[Dataset items]
- Opening Delimiter -

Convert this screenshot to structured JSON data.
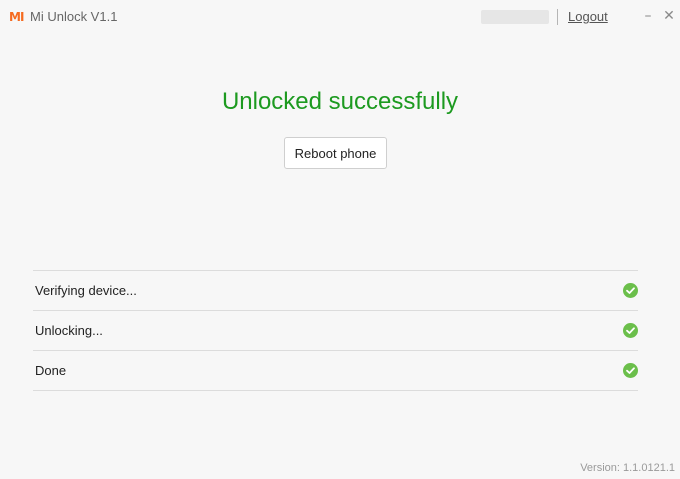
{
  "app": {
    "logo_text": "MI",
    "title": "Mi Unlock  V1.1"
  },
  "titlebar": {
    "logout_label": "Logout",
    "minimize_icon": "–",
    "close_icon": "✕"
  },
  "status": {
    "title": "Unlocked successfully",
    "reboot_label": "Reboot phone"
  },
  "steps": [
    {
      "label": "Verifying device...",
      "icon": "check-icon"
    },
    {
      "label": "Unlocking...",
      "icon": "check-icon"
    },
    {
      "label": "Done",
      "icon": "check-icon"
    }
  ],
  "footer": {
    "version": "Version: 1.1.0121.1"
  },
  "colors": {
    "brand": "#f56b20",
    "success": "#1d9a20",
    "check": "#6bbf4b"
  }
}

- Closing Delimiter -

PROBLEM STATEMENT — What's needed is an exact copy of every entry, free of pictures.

RESULT OF THE EXERCISE —
Convert this screenshot to structured JSON data.
{
  "app": {
    "logo_text": "MI",
    "title": "Mi Unlock  V1.1"
  },
  "titlebar": {
    "logout_label": "Logout",
    "minimize_icon": "–",
    "close_icon": "✕"
  },
  "status": {
    "title": "Unlocked successfully",
    "reboot_label": "Reboot phone"
  },
  "steps": [
    {
      "label": "Verifying device...",
      "icon": "check-icon"
    },
    {
      "label": "Unlocking...",
      "icon": "check-icon"
    },
    {
      "label": "Done",
      "icon": "check-icon"
    }
  ],
  "footer": {
    "version": "Version: 1.1.0121.1"
  },
  "colors": {
    "brand": "#f56b20",
    "success": "#1d9a20",
    "check": "#6bbf4b"
  }
}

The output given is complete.